In the latest of wacky-Chinese-oppression news, it appears that a man was recently arrested due to a joke he made on Twitter. The joke, which was decidedly not very funny, made reference to the next installment of the Final Destination movie franchise being about the Great Hall of the People collapsing on government officials. Chinese authorities then tracked the man down and arrested him for “spreading terrorist information.”
The whole thing would be hilariously funny if it weren’t for the fact that these people are serious. It proves that the government is so paranoid about people saying anything against them that they don’t even comprehend the nature of humor. Or maybe they were actually so gullible as to think this was indeed some sort of terrorist threat?
In addition to the arrest, they also cleared out any and all who had complaints about the government that they wanted to be addressed, rounded them up and sending them from the city. All this to demonstrate the great new changes that a fresh set of government recruits will bring to China?
This is, quite obviously, a horrible way to go about things. Not just because of the human rights issues involved, but also due to the simple fact that if a government is seen as humorless, they’re not seen as human by their citizen population. If they’re not human, they will be considered less than the citizenry and thus not the leaders that the people desire.
It also shows them as unwilling to address the complaints that people have and, essentially, makes them out to be a useless body. And in the international community, it marks government officials as over reactive and somewhat incompetent. After all, do you really respect the person who takes a simple joke so seriously as to arrest people over it? Or do you roll your eyes and just think of them as a perhaps a little bit slow in the head?

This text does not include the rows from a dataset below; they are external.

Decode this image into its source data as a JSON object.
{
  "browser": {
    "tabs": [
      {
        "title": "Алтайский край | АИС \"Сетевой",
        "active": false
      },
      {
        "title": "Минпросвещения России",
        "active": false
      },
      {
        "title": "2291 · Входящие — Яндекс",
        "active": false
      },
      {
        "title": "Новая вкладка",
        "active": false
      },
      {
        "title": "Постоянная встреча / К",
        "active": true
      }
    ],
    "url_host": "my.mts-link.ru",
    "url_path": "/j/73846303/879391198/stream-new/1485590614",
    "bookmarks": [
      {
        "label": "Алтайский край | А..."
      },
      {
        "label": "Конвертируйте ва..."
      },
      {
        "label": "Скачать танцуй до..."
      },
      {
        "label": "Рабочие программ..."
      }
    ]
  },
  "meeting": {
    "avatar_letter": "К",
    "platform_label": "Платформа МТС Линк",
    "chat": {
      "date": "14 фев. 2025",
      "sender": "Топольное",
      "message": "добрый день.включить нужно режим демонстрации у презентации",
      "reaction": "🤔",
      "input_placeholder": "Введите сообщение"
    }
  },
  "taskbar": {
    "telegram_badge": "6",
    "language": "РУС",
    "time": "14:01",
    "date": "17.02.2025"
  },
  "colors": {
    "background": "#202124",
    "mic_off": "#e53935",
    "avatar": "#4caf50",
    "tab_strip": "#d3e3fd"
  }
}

So, the new Chinese officials are already starting off looking like fools in the eyes of the public. If China doesn’t get away from this sort of juvenile behavior, they risk creating more serious problems for the future. Some have organized an online petition to have the “joker” released, and what the Chinese government chooses to do now may very well affect them for some time to come as well as defining the role they see for themselves in the progress of the country. Are they actually going to try to change China for the better, or just stick to the paranoia that has often characterized the past?